23 July, 2007

2005 Banzhang Maocha

A sample left-over from the community tea-tasting session several weeks back, this maocha is for sale from TeaCuppa for £7/50g, making it fairly expensive. The samples from this company have received a mixed reception, both from me and from other tasters, and so I make an especial effort to clear my palate for an unbiased tasting.

Caledonian Springs @ 100C in 12cl shengpu pot; ~7-8g leaf; 1 rinse

Dry leaf:
On snipping off a corner of the sealed foil bag in which this sample arrived, the unmistakable fruity aroma of maofeng escapes - is this a "green tea" pu'er? This maocha is serious in size, being 7-8cm stems with one or two leaves attached to each. Colours range from light to dark green. The maofeng aroma is distinctive, radiating from the chahe.

3s, 5s, 16s, 40s, 90s, 120s+, 180s+:
A solid yellow soup with a hint of green. The aroma is sweet shengpu, and yet the maofeng character is present in the wenxiangbei. It fades to a lengxiang of brown sugar, which for some reason I have taken to being a good sign - many of the poorer teas I've come across seem to be devoid of any lengxiang.

The tea itself is interesting: it has an oily smoothness that I usually associate with good leaves. The flavour is gentle, reminiscent of the oft-encountered set of straw tastes.

Despite attempts to overbrew this tea, there is no ku in it whatsoever. The flavour is fairly muted, but pleasant enough. Of interest is a fair huigan, which rises like a crescendo in the throat. Given the usual potency of banzhang leaves, I am surprised that this has no ku at all.

Wet leaf:
Outrageously beautiful. I love to look at good maocha, and this certainly is pretty: young, healthy, and vibrant leaves with whole tip-and-bud systems are to be found.

Fair enough, but where is the potency? This is a very gradual and drinkable tea, and I am surprised that one can find maocha (particularly banzhang maocha) that is missing its ku.

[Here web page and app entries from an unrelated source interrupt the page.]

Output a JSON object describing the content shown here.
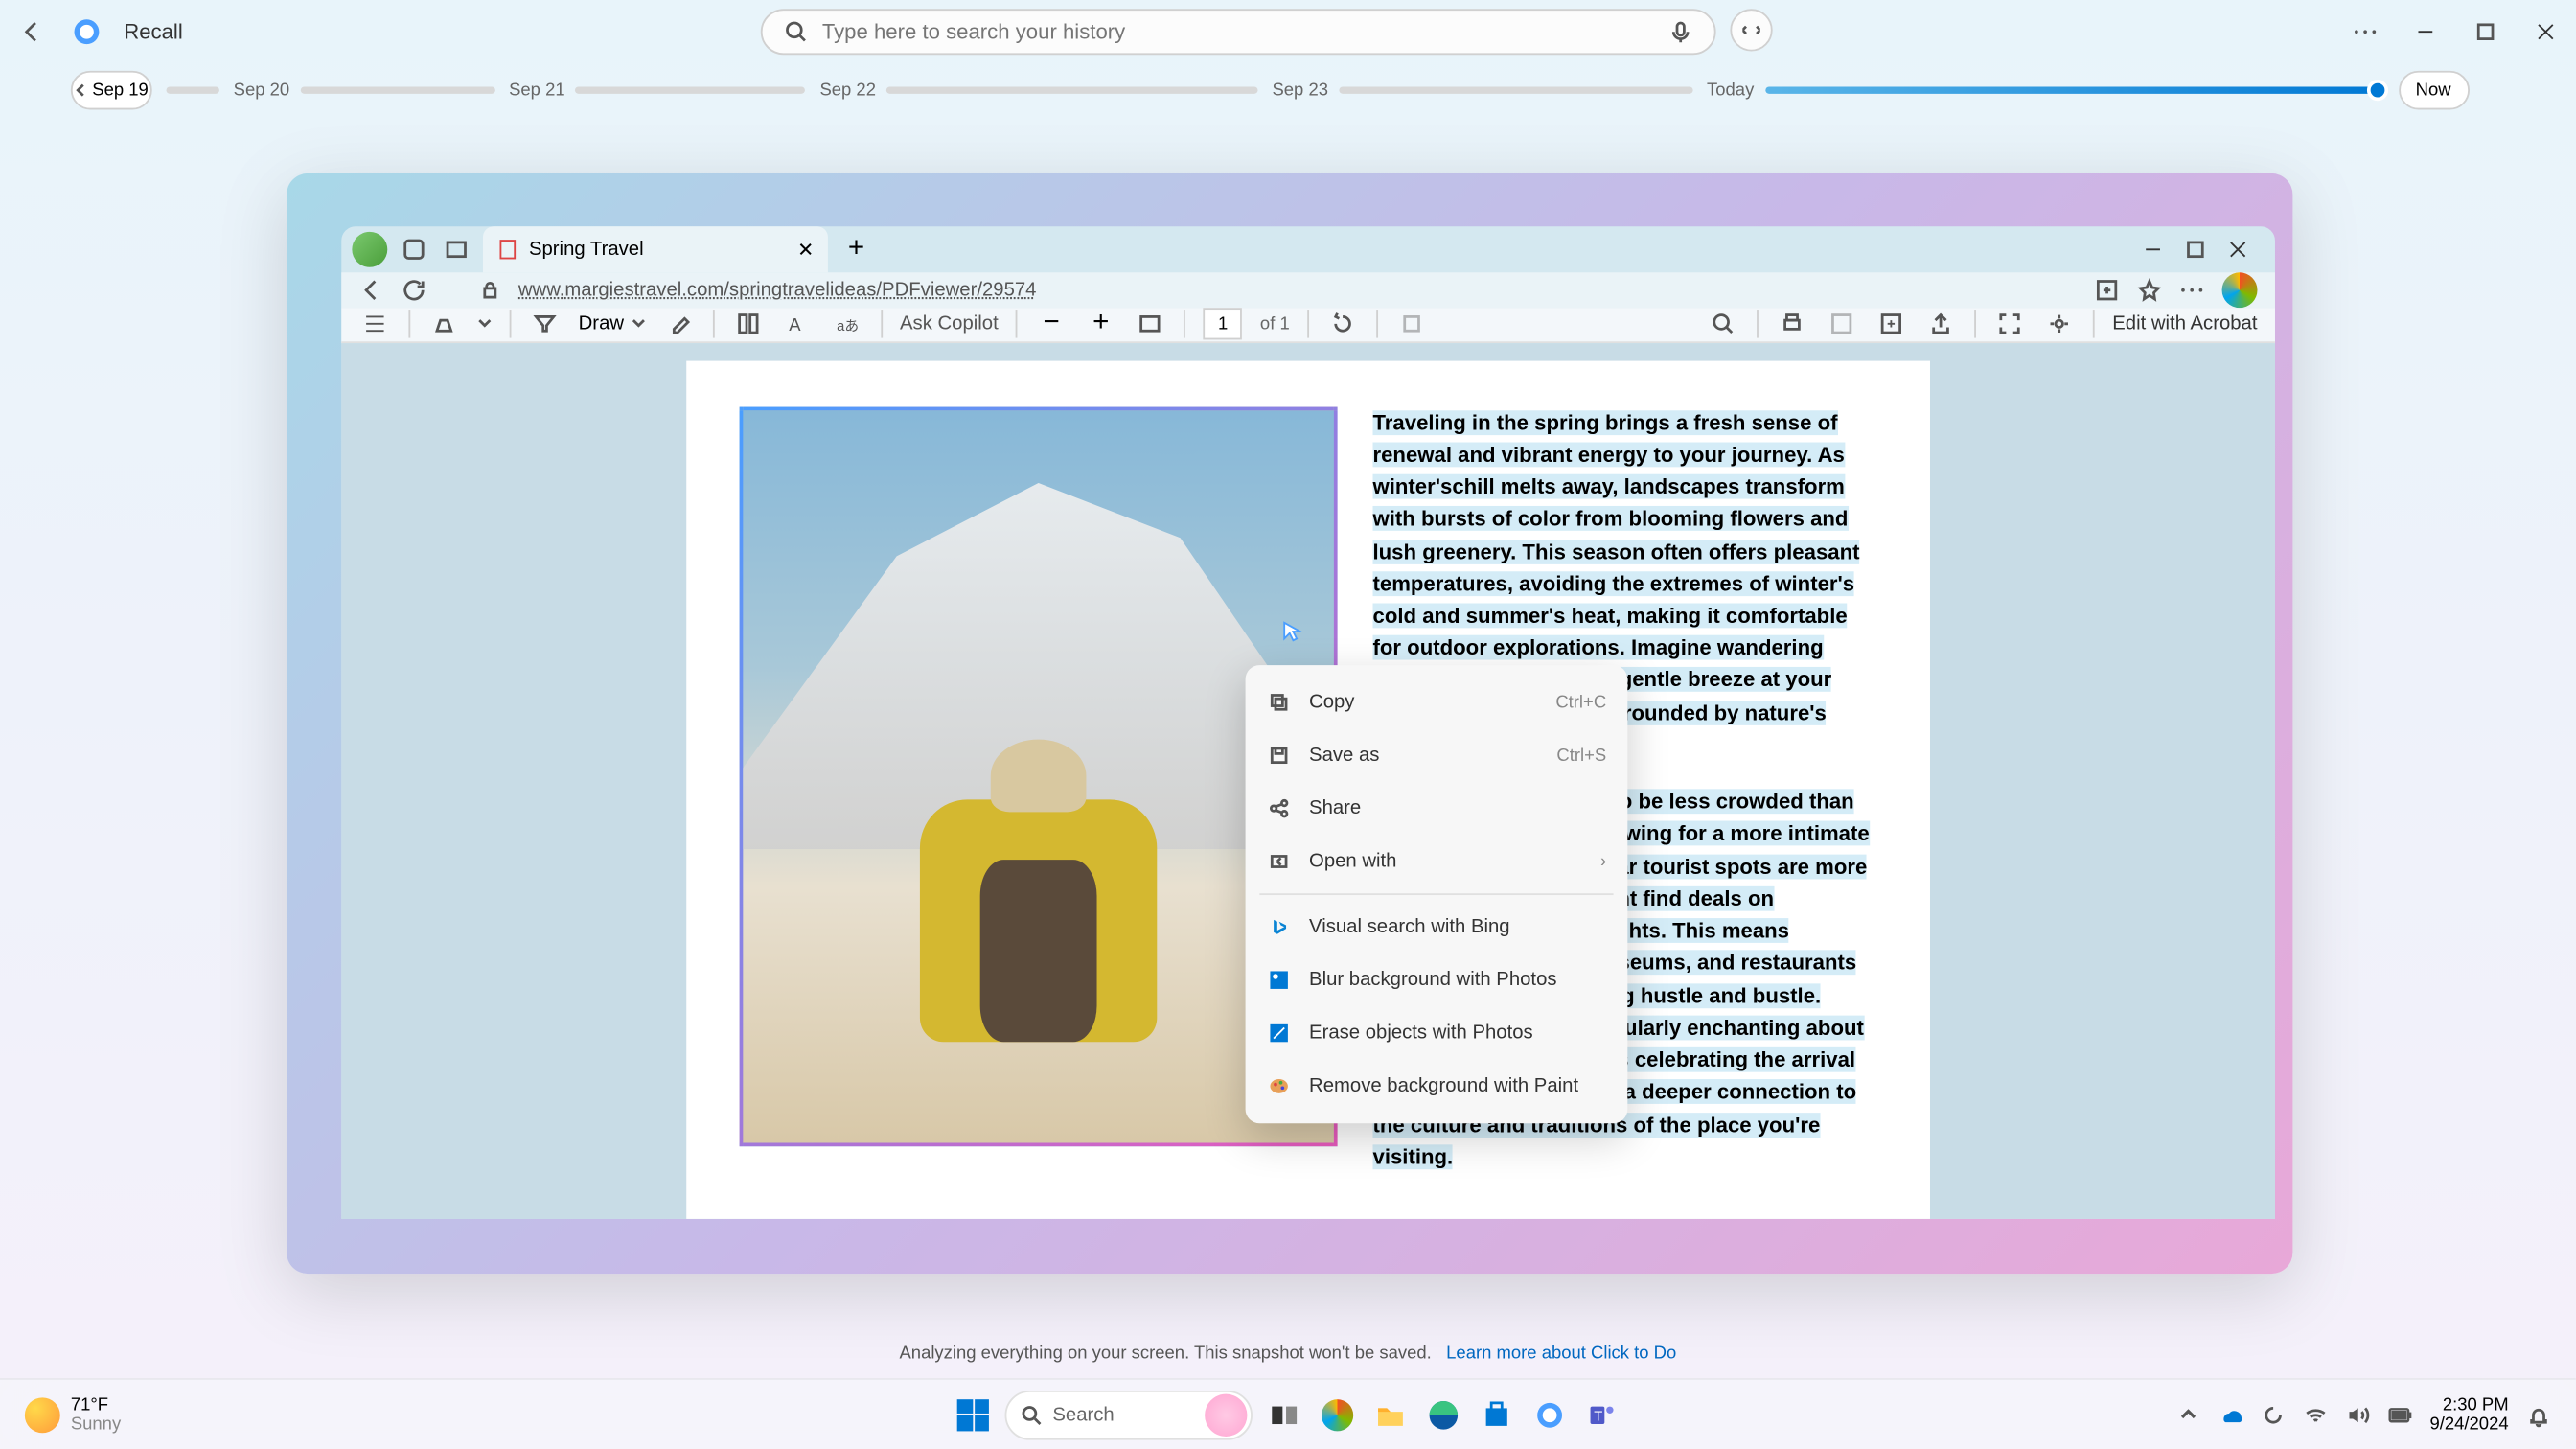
{
  "app": {
    "title": "Recall"
  },
  "search": {
    "placeholder": "Type here to search your history"
  },
  "timeline": {
    "nav_label": "Sep 19",
    "dates": [
      "Sep 20",
      "Sep 21",
      "Sep 22",
      "Sep 23"
    ],
    "today_label": "Today",
    "now_label": "Now"
  },
  "browser": {
    "tab_title": "Spring Travel",
    "url": "www.margiestravel.com/springtravelideas/PDFviewer/29574"
  },
  "pdf": {
    "draw_label": "Draw",
    "ask_copilot": "Ask Copilot",
    "page_current": "1",
    "page_of": "of 1",
    "edit_label": "Edit with Acrobat",
    "para1": "Traveling in the spring brings a fresh sense of renewal and vibrant energy to your journey. As winter'schill melts away, landscapes transform with bursts of color from blooming flowers and lush greenery. This season often offers pleasant temperatures, avoiding the extremes of winter's cold and summer's heat, making it comfortable for outdoor explorations. Imagine wandering through gardens, with a gentle breeze at your back, or hiking trail's surrounded by nature's revival.",
    "para2": "Moreover, spring tends to be less crowded than the summer months, allowing for a more intimate travel experience. Popular tourist spots are more accessible, and you might find deals on accommodations and flights. This means enjoying attractions, museums, and restaurants without the overwhelming hustle and bustle. There's something particularly enchanting about local festivals and events celebrating the arrival of spring, which provide a deeper connection to the culture and traditions of the place you're visiting."
  },
  "context_menu": {
    "copy": "Copy",
    "copy_shortcut": "Ctrl+C",
    "save_as": "Save as",
    "save_shortcut": "Ctrl+S",
    "share": "Share",
    "open_with": "Open with",
    "visual_search": "Visual search with Bing",
    "blur": "Blur background with Photos",
    "erase": "Erase objects with Photos",
    "remove_bg": "Remove background with Paint"
  },
  "notice": {
    "text": "Analyzing everything on your screen. This snapshot won't be saved.",
    "link": "Learn more about Click to Do"
  },
  "taskbar": {
    "weather_temp": "71°F",
    "weather_cond": "Sunny",
    "search_placeholder": "Search",
    "time": "2:30 PM",
    "date": "9/24/2024"
  }
}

When the price-tag is brought into the equation, this doesn't deliver enough strength or variety for my personal tastes - though what it does is pleasant enough.


MarshalN said...

A maofeng like Banzhang? Many of this year's crop taste like green tea, but this is 2005, or so they say

I think it doesn't look too much like a Banzhang, at least not ones I've encountered that are of good provenance, from the wet leaves.

Hobbes said...

It really was remarkably maofeng, and yet only in the aroma. The flavour was fairly quiet straw-and-mushroom, as one might hope from pu'er. Wherever it hails from, it's pretty, but as you say, it may well be somewhere other than Banzhang...



MarshalN said...

Would you prefer a maofeng?

Anonymous said...

Hmmm interesting..the tea actually was called yun cha, but we named it mao cha, it is actually called 'yun' cha, it means totally made by the same pu erh leaves( i guess in term of size and leaves).
Mao cha has some mixed leaves maybe different ages of tea leaves. I do not know how to write the 'yun' in pin yin, it's not this 'yun' for sure. so we just classified as mao cha. any idea of such yun pu erh cha?

when you say maofeng do you mean the green tea?

Hobbes said...

Dear Lisa,

I suspect it's 匀茶 [even/uniform tea], though it isn't a term I have come across before in reference to pu'er. The leaves were certainly homogenous (and pretty).

The maofeng to which I liken it is indeed the lucha - rich grape aroma and a thick, low flavour of the same.

Thanks for the extra information, and toodlepip,